These days, I no longer attempt to do interviews where I ask a candidate to write source-code “on the spot.”
Because, well, “we all have our good days and our bad days,” and a candidate who really wants the job is pretty stressed-out already.
Yes, I certainly don't want someone to fail due to nerves or stress.
To put the candidate at ease, and so eliminate stress/nerves as a major factor,
I think you need to tell them up front that they have at least two hours to prove themselves ...
which can admittedly prove awkward if you decide after thirty minutes that the candidate
is not nervous, just a complete lemon, and now you can't easily cut the interview short. :)
One thing I haven't tried yet, but might, is to leave them alone in a room for two hours,
with a terminal and access to doco and probably the internet too.
Give them some crusty old legacy code with unit tests and ask them to refactor it, improve it --
while making sure the unit tests keep passing.
Followed by a debrief session where they can discuss what they did and why.
Knowing up front they'll be alone in a room for two hours may help them relax and focus on the code with less stress.
Hopefully, the debrief session will be enough to assess their communication and teamwork skills.
as well as teamwork and a disposition to work as part of a team rather than as a “self-important lone wolf,”
Yes, teamwork and interpersonal skills are so important that
lately we've been sitting down with the candidate in a room for a cooperative two hour pair
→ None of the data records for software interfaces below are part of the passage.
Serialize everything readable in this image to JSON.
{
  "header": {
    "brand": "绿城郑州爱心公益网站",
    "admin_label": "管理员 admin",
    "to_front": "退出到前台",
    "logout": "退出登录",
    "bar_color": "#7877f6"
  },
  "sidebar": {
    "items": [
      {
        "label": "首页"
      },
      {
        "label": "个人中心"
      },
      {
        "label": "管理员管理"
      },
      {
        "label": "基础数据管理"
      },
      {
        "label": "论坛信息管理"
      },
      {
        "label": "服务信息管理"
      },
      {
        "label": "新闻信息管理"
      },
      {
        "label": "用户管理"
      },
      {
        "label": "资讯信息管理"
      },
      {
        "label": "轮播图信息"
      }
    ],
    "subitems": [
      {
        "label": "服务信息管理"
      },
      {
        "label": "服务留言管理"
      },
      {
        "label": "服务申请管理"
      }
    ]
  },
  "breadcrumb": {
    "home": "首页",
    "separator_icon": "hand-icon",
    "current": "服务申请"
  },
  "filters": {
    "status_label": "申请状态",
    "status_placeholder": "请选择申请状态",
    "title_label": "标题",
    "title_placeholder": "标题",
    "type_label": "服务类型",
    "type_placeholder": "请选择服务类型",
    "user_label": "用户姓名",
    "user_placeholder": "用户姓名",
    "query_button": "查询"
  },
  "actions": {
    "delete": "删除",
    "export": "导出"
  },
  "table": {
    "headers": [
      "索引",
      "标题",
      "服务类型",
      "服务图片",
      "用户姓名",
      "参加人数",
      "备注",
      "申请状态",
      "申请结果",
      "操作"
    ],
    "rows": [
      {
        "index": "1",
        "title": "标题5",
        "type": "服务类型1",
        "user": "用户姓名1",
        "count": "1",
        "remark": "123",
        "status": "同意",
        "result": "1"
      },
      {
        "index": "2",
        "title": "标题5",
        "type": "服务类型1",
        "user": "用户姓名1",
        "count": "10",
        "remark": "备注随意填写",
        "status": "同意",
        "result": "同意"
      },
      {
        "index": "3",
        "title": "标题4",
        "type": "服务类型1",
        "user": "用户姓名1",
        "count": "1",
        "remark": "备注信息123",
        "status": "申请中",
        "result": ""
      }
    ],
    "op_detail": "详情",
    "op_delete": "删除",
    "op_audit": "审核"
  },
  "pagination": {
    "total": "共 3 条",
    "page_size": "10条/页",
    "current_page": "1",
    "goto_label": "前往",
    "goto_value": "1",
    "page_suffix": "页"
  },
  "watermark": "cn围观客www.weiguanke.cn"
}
programming session, the idea being to try to figure out whether you would actually enjoy working with
the candidate or not.